Task to complete:
A faithful copy of all the data is the goal; omit the pictures.

Given entries:
((

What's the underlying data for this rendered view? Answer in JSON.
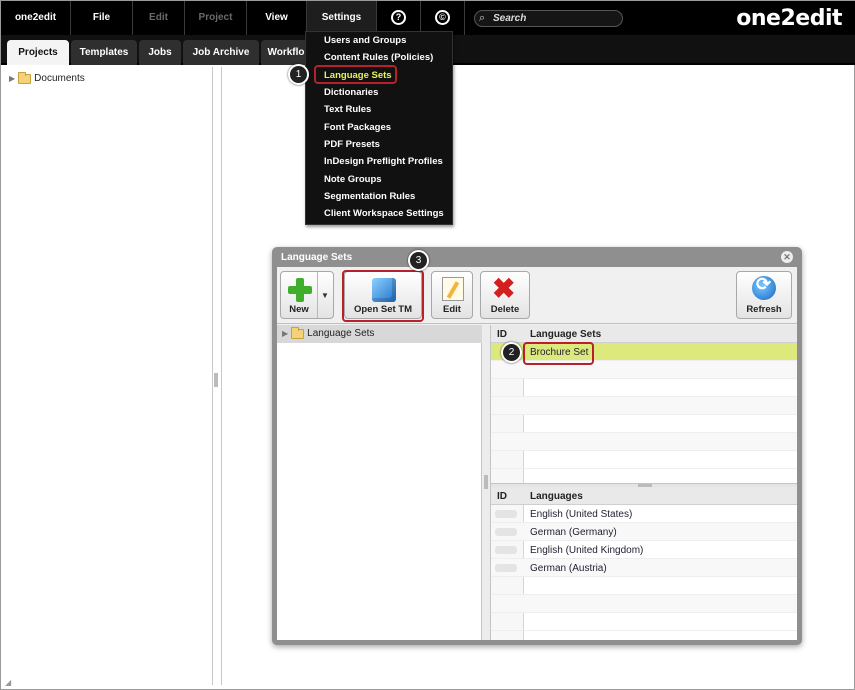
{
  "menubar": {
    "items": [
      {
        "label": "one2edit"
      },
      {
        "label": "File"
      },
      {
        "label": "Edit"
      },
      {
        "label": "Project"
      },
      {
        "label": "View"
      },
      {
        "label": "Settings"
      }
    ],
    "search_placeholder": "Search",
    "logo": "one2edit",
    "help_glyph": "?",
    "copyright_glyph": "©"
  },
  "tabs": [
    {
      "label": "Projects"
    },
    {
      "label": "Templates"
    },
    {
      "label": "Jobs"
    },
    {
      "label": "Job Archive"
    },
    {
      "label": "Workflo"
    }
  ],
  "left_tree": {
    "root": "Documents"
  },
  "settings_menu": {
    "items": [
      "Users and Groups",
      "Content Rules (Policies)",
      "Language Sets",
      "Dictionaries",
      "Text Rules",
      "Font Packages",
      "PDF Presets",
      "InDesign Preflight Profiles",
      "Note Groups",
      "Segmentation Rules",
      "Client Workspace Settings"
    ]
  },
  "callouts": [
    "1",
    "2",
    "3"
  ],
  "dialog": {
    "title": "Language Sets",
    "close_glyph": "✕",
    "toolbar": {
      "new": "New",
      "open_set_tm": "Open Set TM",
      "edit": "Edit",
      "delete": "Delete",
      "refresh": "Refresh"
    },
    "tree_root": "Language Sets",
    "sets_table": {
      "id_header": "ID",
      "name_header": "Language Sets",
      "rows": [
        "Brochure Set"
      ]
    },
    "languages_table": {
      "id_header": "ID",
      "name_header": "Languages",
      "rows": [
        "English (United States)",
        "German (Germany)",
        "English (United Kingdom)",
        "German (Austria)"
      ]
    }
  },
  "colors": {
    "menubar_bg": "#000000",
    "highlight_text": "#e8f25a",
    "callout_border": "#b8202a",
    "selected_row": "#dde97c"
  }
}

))

Response to the task:
What's the underlying data for this rendered view? Answer in JSON.
{
  "menubar": {
    "items": [
      {
        "label": "one2edit"
      },
      {
        "label": "File"
      },
      {
        "label": "Edit"
      },
      {
        "label": "Project"
      },
      {
        "label": "View"
      },
      {
        "label": "Settings"
      }
    ],
    "search_placeholder": "Search",
    "logo": "one2edit",
    "help_glyph": "?",
    "copyright_glyph": "©"
  },
  "tabs": [
    {
      "label": "Projects"
    },
    {
      "label": "Templates"
    },
    {
      "label": "Jobs"
    },
    {
      "label": "Job Archive"
    },
    {
      "label": "Workflo"
    }
  ],
  "left_tree": {
    "root": "Documents"
  },
  "settings_menu": {
    "items": [
      "Users and Groups",
      "Content Rules (Policies)",
      "Language Sets",
      "Dictionaries",
      "Text Rules",
      "Font Packages",
      "PDF Presets",
      "InDesign Preflight Profiles",
      "Note Groups",
      "Segmentation Rules",
      "Client Workspace Settings"
    ]
  },
  "callouts": [
    "1",
    "2",
    "3"
  ],
  "dialog": {
    "title": "Language Sets",
    "close_glyph": "✕",
    "toolbar": {
      "new": "New",
      "open_set_tm": "Open Set TM",
      "edit": "Edit",
      "delete": "Delete",
      "refresh": "Refresh"
    },
    "tree_root": "Language Sets",
    "sets_table": {
      "id_header": "ID",
      "name_header": "Language Sets",
      "rows": [
        "Brochure Set"
      ]
    },
    "languages_table": {
      "id_header": "ID",
      "name_header": "Languages",
      "rows": [
        "English (United States)",
        "German (Germany)",
        "English (United Kingdom)",
        "German (Austria)"
      ]
    }
  },
  "colors": {
    "menubar_bg": "#000000",
    "highlight_text": "#e8f25a",
    "callout_border": "#b8202a",
    "selected_row": "#dde97c"
  }
}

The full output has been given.